Same-Side Rotational Lunge

Start by standing with your feet hip-width apart and then sink into a side lunge.

Hold this position for 5 to 10 seconds. Then pivot on your feet to your right side or the leg that you started the side lunge with. You will now be facing the side.

Keep the back leg as straight as possible and hold this position for 10 to 20 seconds. To help you keep your balance, you can raise your arms above your head while holding the pose.

Then lower your arms and pivot on your feet back to the side lunge position, where you can return to the start position.

2. Loaded Groin Glide

Start by kneeling on the ground on both knees. You’ll need to hold a dumbbell or kettlebell in front of your chest.

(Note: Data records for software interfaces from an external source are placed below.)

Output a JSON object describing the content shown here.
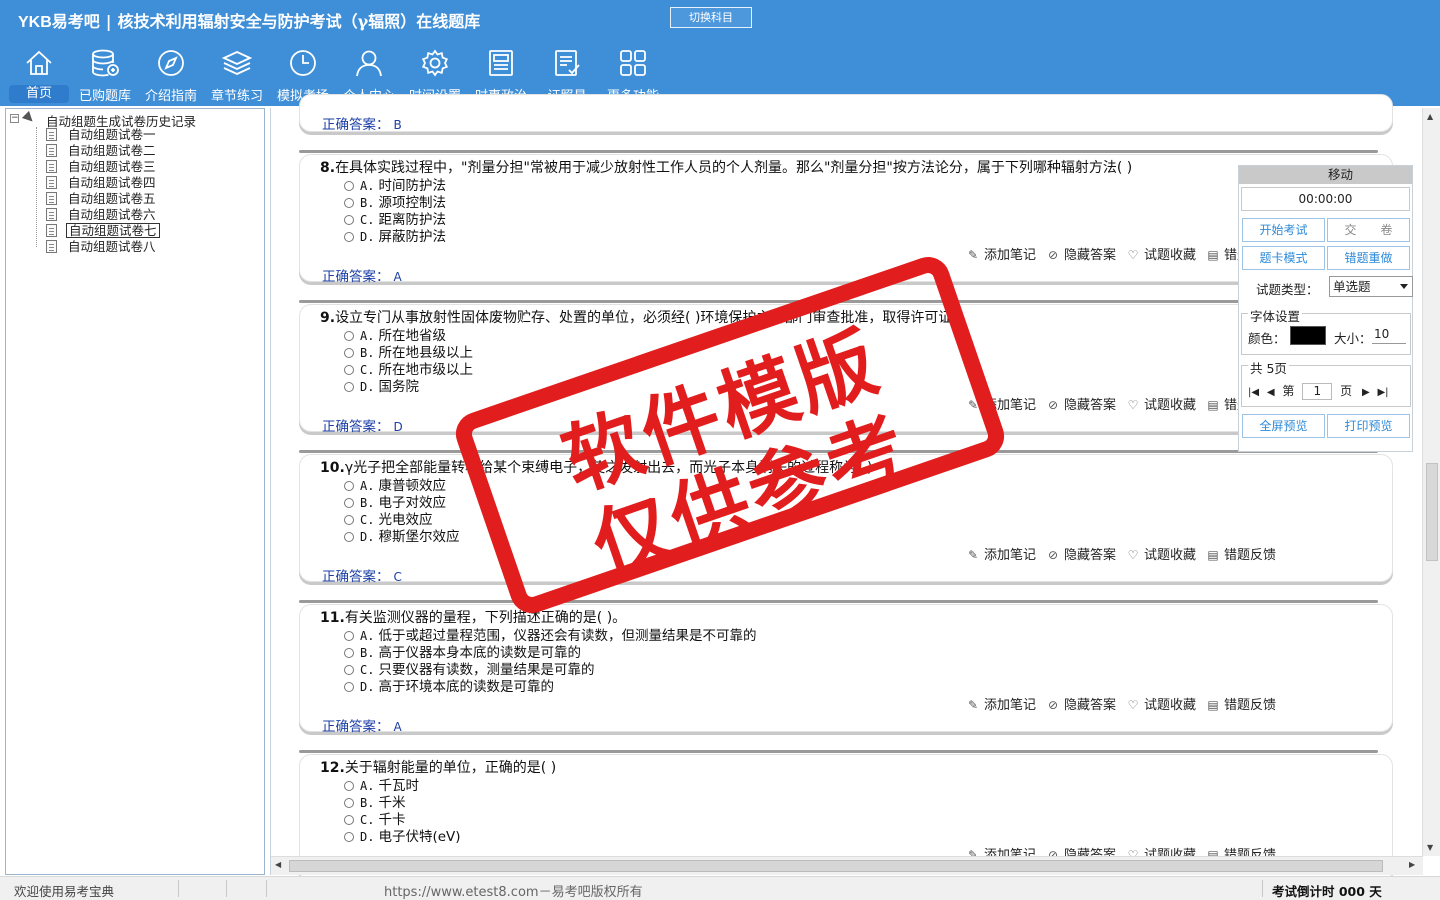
{
  "header": {
    "brand": "YKB易考吧",
    "title": "核技术利用辐射安全与防护考试（γ辐照）在线题库",
    "switch_label": "切换科目"
  },
  "toolbar": [
    {
      "label": "首页",
      "icon": "home-icon",
      "active": true
    },
    {
      "label": "已购题库",
      "icon": "database-icon"
    },
    {
      "label": "介绍指南",
      "icon": "compass-icon"
    },
    {
      "label": "章节练习",
      "icon": "layers-icon"
    },
    {
      "label": "模拟考场",
      "icon": "clock-icon"
    },
    {
      "label": "个人中心",
      "icon": "user-icon"
    },
    {
      "label": "时间设置",
      "icon": "gear-icon"
    },
    {
      "label": "时事政治",
      "icon": "newspaper-icon"
    },
    {
      "label": "证照易",
      "icon": "certificate-icon"
    },
    {
      "label": "更多功能",
      "icon": "grid-icon"
    }
  ],
  "tree": {
    "root_label": "自动组题生成试卷历史记录",
    "toggle": "−",
    "items": [
      "自动组题试卷一",
      "自动组题试卷二",
      "自动组题试卷三",
      "自动组题试卷四",
      "自动组题试卷五",
      "自动组题试卷六",
      "自动组题试卷七",
      "自动组题试卷八"
    ],
    "selected_index": 6
  },
  "answer_label": "正确答案：",
  "actions": [
    {
      "label": "添加笔记",
      "icon": "pencil-icon"
    },
    {
      "label": "隐藏答案",
      "icon": "eye-off-icon"
    },
    {
      "label": "试题收藏",
      "icon": "heart-icon"
    },
    {
      "label": "错题反馈",
      "icon": "feedback-icon"
    }
  ],
  "prev_answer": "B",
  "questions": [
    {
      "num": "8.",
      "text": "在具体实践过程中，\"剂量分担\"常被用于减少放射性工作人员的个人剂量。那么\"剂量分担\"按方法论分，属于下列哪种辐射方法( )",
      "options": [
        {
          "key": "A.",
          "text": "时间防护法"
        },
        {
          "key": "B.",
          "text": "源项控制法"
        },
        {
          "key": "C.",
          "text": "距离防护法"
        },
        {
          "key": "D.",
          "text": "屏蔽防护法"
        }
      ],
      "answer": "A"
    },
    {
      "num": "9.",
      "text": "设立专门从事放射性固体废物贮存、处置的单位，必须经(   )环境保护主管部门审查批准，取得许可证。",
      "options": [
        {
          "key": "A.",
          "text": "所在地省级"
        },
        {
          "key": "B.",
          "text": "所在地县级以上"
        },
        {
          "key": "C.",
          "text": "所在地市级以上"
        },
        {
          "key": "D.",
          "text": "国务院"
        }
      ],
      "answer": "D"
    },
    {
      "num": "10.",
      "text": "γ光子把全部能量转移给某个束缚电子，使之发射出去，而光子本身消失的过程称为(   )",
      "options": [
        {
          "key": "A.",
          "text": "康普顿效应"
        },
        {
          "key": "B.",
          "text": "电子对效应"
        },
        {
          "key": "C.",
          "text": "光电效应"
        },
        {
          "key": "D.",
          "text": "穆斯堡尔效应"
        }
      ],
      "answer": "C"
    },
    {
      "num": "11.",
      "text": "有关监测仪器的量程，下列描述正确的是(   )。",
      "options": [
        {
          "key": "A.",
          "text": "低于或超过量程范围，仪器还会有读数，但测量结果是不可靠的"
        },
        {
          "key": "B.",
          "text": "高于仪器本身本底的读数是可靠的"
        },
        {
          "key": "C.",
          "text": "只要仪器有读数，测量结果是可靠的"
        },
        {
          "key": "D.",
          "text": "高于环境本底的读数是可靠的"
        }
      ],
      "answer": "A"
    },
    {
      "num": "12.",
      "text": "关于辐射能量的单位，正确的是( )",
      "options": [
        {
          "key": "A.",
          "text": "千瓦时"
        },
        {
          "key": "B.",
          "text": "千米"
        },
        {
          "key": "C.",
          "text": "千卡"
        },
        {
          "key": "D.",
          "text": "电子伏特(eV)"
        }
      ],
      "answer": ""
    }
  ],
  "control": {
    "title": "移动",
    "timer": "00:00:00",
    "start_exam": "开始考试",
    "submit": "交　　卷",
    "card_mode": "题卡模式",
    "wrong_redo": "错题重做",
    "type_label": "试题类型：",
    "type_value": "单选题",
    "font_group": "字体设置",
    "color_label": "颜色：",
    "size_label": "大小：",
    "size_value": "10",
    "page_group": "共 5页",
    "page_prefix": "第",
    "page_value": "1",
    "page_suffix": "页",
    "fullscreen": "全屏预览",
    "print": "打印预览"
  },
  "status": {
    "left": "欢迎使用易考宝典",
    "center": "https://www.etest8.com－易考吧版权所有",
    "right": "考试倒计时 000 天"
  },
  "stamp": {
    "line1": "软件模版",
    "line2": "仅供参考"
  }
}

Keeping your left knee on the ground, lift your right foot and place it on the ground out to your right side, with your toes pointing away from you.

Lean—or glide—to your right-hand side in a slow, controlled way, keeping your back straight. You should feel the stretch in the adductors on your opposite leg.

Pause briefly at the end of your range of motion and then return to your starting position.

Repeat this for 6 to 10 reps on the leg before switching to the left leg.

You can increase the tension in the muscles by holding the weights further away from you. But you will need to make sure to engage your core and keep your form correct.

3. Copenhagen Side Plank

For this exercise, you’ll need a foam mat and a weight bench.

Lie on your right side on the foam mat, and then prop yourself up on your right forearm (like you would to do a side plank). Make sure to keep your elbow under your shoulder with your forearm pointing away from you.

Place your left foot on the bench, with the inside of your foot resting on the surface of the bench.

Then, lift your body up off the floor so that your forearm on the floor and your foot on the bench are the only points of contact.

Lift your right leg up towards your belly button, bending at the knee so that it’s not in contact with the ground.

Hold this position for as long as you can. As you become stronger, you can extend your time to 1 minute on each leg.

Return to the starting position and then switch sides so that you’re supported on your left side, with your right foot on top of the bench.


If you find this version of the exercise a little hard to do, then try placing your knee on the surface of the bench instead of your foot. As you gain strength, you can then place your foot on the bench.

Make sure that you keep your body in a straight line when doing the side plank. Your hips shouldn’t sag, touch the floor, and you shouldn’t over-extend either.

If you find this exercise easy to do, then try keeping the supporting arm fully extended so you’re leaning on the palm of your hand instead of your forearm.

You can also lift your resting arm straight up in the air for better balance. When you do this, it should look like your body is making a T-shape.

4. Standing Rubber Band Adduction

You’ll need a rubber resistance band for this exercise. In the beginning, use a lighter resistance band and increase the resistance as needed.

Anchor the resistance band with a door anchor, or you can wrap one end around a sturdy table leg.

Wrap the other end of the resistance band around the ankle of your right leg. Move away from the anchor point until you’re about 3 to 4 feet away.

Keep your back straight and engage your core. Position your right leg so that it’s at a 45-degree angle from the anchor point.

Then pull your right leg away from the anchor point—against the resistance until your legs are together—slowly returning back to the starting position.

Make sure to keep your leg straight throughout the range of motion.

Repeat this exercise 10 to 15 times on each leg.

Photo of author


Ben is an avid road and trail runner, and has completed multiple marathons and ultras. A former running store owner, he now shares his knowledge and experience writing these articles.